Is there truly a noticeable difference between MP3s and 192/24 files? Absolutely, but everyone owes it to themselves to listen and compare. In most cases the differences between CD-quality and 192/24 are at least noticeable, and frequently, they are stark. Skillfully mixed and mastered music with a wide dynamic range benefits dramatically from a hi-res workflow. For recordings
such as symphonic film scores, classical music, or other recordings that feature acoustic instruments, hi-res audio is a perfect fit—the increased audio quality can be appreciated by virtually anyone who hears it. In the experience of this committee and the audio professionals we interviewed (including numerous rock, pop, and urban producers and engineers whose work is aggressive and powerful), recording, mixing, and mastering at resolutions 96/24 or better results in a final product that is both sonically superior and faithful to the sound of the final mastered mix.”
You can download the paper here.
I realize this is a task akin to steering the Titanic away from danger, but we gotta start somewhere and I am heartened to read that recording engineers are being told resolutions higher than 44.1kHz are audible and preferred.
Maybe there’s hope for the future.
We all want better quality high end audio but where do you start if you’re not getting all you hope for?
If the imaging or tonal balance are off, do you work with the loudspeakers or the electronics? If your speakers aren’t disappearing or the music is presented in your lap rather than on a proper soundstage, do you tweak setup or change cables?
It is difficult to know where in any complex system to start.
My advice has always been simple (though often not very satisfying).
At the beginning.
It may seem obvious to some, but if you don’t have the basics of setup, AC power, and room tweaks in place then every effort at improvement is more a Band-Aid than a fix.
I have helped countless audiophiles get a handle on their systems by pulling their attention away from the tweaks and back to the basics.
Getting the fundamentals right—especially the initial speaker and listening position—is critical to every system.
Getting started on fixing weakness when you haven’t first addressed the basics is like trying to shore up a teetering house with chewing gum and baling wire.
I’d be willing to bet that for every audio designer that thinks high end audio amplification design like Paul, there are an equal amount that think otherwise.
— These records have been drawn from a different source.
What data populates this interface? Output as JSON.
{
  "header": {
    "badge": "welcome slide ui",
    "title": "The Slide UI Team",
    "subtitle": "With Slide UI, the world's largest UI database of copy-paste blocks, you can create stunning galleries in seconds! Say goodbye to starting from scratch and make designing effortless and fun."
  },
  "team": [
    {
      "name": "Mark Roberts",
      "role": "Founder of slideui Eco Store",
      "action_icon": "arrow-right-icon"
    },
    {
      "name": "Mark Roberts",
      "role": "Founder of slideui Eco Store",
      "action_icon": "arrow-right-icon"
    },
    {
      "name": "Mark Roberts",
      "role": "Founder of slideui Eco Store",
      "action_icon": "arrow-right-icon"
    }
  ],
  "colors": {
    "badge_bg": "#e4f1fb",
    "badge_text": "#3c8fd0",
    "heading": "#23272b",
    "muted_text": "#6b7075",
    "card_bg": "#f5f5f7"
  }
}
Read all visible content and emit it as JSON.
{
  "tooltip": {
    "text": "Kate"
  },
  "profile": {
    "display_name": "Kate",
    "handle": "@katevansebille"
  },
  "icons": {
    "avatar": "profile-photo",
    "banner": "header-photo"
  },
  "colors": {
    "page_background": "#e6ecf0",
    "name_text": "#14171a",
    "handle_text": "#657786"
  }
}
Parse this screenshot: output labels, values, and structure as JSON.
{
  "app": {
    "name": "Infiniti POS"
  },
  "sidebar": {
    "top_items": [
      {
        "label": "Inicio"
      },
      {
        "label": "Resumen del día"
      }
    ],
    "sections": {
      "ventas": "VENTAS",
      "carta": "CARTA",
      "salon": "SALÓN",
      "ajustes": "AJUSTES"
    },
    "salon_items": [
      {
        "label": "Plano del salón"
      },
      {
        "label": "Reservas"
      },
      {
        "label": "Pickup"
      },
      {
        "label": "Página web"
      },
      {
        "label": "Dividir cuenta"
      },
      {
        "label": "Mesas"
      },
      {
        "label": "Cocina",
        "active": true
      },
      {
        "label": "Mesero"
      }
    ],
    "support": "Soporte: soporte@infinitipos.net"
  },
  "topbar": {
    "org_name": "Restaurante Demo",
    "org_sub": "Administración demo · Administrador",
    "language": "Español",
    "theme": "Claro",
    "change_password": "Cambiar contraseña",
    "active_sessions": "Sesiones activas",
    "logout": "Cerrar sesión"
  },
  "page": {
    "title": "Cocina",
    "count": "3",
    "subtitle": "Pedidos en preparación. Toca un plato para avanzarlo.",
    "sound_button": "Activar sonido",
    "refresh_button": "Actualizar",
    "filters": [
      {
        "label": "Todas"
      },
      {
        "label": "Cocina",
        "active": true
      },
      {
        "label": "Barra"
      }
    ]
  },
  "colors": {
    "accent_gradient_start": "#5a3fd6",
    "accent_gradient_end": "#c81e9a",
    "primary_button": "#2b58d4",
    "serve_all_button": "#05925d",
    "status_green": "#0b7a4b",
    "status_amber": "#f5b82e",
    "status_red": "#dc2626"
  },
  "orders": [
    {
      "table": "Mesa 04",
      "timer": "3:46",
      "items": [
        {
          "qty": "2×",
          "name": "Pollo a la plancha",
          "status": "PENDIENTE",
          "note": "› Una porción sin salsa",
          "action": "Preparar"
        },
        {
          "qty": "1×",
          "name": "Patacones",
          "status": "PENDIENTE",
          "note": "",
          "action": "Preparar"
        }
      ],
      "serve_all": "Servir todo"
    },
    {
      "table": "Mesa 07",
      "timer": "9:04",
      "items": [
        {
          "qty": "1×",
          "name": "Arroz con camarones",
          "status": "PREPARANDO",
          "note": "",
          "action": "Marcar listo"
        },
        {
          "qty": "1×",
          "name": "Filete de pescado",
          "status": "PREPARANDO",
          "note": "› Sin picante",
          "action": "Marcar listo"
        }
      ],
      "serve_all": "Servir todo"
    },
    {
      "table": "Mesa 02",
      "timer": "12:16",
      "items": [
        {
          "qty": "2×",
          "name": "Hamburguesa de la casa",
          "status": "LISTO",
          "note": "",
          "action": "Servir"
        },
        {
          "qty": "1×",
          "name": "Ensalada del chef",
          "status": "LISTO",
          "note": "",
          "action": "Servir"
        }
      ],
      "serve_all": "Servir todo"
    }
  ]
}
As far as an amp breaking a sweat, my experience with certain types of solid state amps is that they sound their best when breaking a sweat.
Careful on the input
One of the ways we designers make good sounding audio amplifiers is to lightly limit the input frequency while at the same time extending its high-frequency response.
That’s something that might seem counterintuitive but it works.
For example, at the input of a power amplifier, I like to form a light low pass filter of around 30kHz but within the amplifier’s circuitry, extend its bandwidth to as high as is practical—hopefully somewhere close to 100kHz.
This combination of limiting what the amp has to deal with while making sure what does come in is easily handled makes for a wonderfully open and easy presentation of music.
I like to think of it as a car with more power than it needs, and then a light foot on the accelerator pedal.
Easy in so the amp never breaks a sweat.